The problem: The lines wanted are those in the data below that include "title".

Dataset rows for apps and sites:
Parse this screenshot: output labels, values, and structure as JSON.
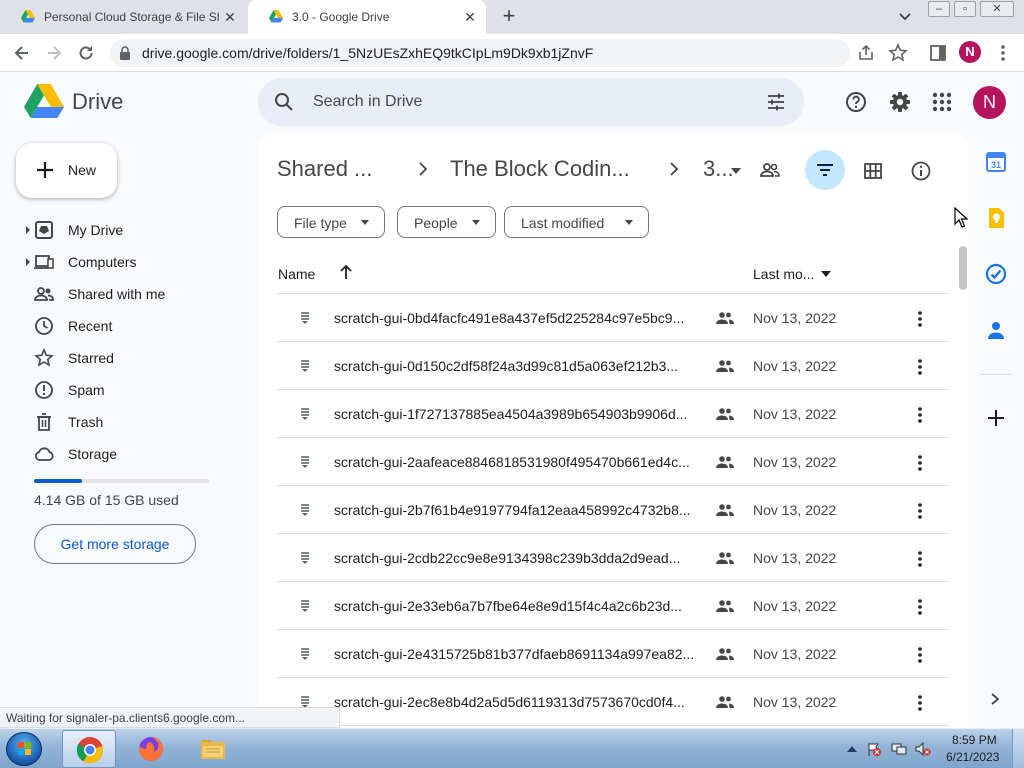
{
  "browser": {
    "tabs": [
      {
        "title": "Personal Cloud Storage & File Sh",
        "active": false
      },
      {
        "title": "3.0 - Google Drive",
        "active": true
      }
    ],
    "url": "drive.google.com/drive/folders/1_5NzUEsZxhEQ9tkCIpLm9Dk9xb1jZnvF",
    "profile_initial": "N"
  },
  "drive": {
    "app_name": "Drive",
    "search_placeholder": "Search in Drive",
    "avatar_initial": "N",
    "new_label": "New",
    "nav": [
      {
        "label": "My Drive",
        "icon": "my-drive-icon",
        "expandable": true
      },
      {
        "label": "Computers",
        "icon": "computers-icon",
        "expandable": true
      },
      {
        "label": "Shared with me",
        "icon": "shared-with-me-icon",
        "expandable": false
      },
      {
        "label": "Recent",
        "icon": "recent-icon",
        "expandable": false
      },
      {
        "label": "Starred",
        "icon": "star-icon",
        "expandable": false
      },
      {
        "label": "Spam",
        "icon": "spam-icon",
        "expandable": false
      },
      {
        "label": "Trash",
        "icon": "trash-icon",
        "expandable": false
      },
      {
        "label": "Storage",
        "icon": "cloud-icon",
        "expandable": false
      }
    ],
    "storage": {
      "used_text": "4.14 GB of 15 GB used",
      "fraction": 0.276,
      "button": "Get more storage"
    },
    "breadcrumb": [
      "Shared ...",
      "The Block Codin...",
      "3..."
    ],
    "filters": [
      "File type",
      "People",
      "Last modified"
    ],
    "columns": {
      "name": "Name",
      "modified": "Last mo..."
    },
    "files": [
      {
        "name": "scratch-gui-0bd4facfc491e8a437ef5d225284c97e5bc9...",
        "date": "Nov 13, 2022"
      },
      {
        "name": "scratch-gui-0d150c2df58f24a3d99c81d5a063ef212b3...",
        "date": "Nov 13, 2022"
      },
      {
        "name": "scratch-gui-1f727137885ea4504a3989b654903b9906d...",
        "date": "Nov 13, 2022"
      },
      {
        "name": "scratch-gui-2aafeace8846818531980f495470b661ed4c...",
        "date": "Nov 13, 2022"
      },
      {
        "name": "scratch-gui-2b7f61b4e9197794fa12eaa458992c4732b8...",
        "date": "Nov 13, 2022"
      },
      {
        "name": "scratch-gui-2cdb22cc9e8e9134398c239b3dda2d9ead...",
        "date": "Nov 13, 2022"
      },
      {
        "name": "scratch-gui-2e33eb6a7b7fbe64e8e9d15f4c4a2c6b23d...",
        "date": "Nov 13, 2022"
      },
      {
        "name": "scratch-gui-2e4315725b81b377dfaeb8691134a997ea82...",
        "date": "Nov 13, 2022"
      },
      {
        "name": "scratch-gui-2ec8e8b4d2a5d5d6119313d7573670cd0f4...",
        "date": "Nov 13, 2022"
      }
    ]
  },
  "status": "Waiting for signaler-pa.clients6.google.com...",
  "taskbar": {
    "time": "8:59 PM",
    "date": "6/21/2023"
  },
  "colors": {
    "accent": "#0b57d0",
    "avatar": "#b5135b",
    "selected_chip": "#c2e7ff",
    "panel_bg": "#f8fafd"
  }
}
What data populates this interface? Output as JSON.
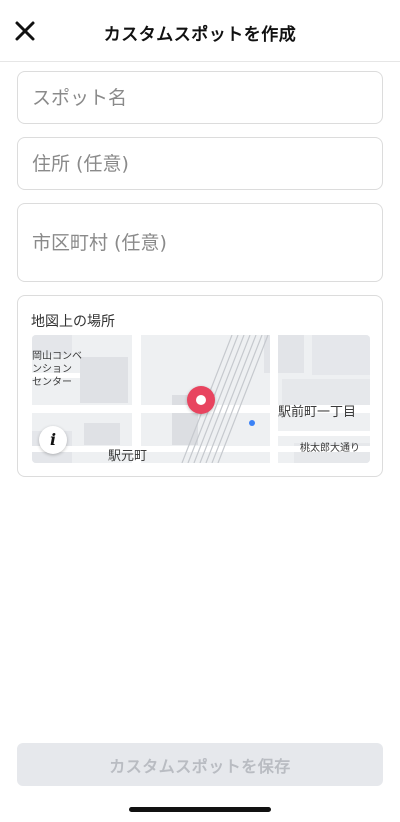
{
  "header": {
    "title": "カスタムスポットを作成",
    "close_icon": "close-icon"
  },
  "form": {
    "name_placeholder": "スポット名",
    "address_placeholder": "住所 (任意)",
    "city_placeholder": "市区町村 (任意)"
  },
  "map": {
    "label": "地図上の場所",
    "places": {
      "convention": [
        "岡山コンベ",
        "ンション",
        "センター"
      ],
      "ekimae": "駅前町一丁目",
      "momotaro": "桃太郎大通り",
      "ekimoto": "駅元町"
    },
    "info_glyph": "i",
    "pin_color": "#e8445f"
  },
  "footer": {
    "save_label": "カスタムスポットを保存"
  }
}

Response to the exercise:
        "title": "Personal Cloud Storage & File Sh",
        "title": "3.0 - Google Drive",
    "title": "カスタムスポットを作成",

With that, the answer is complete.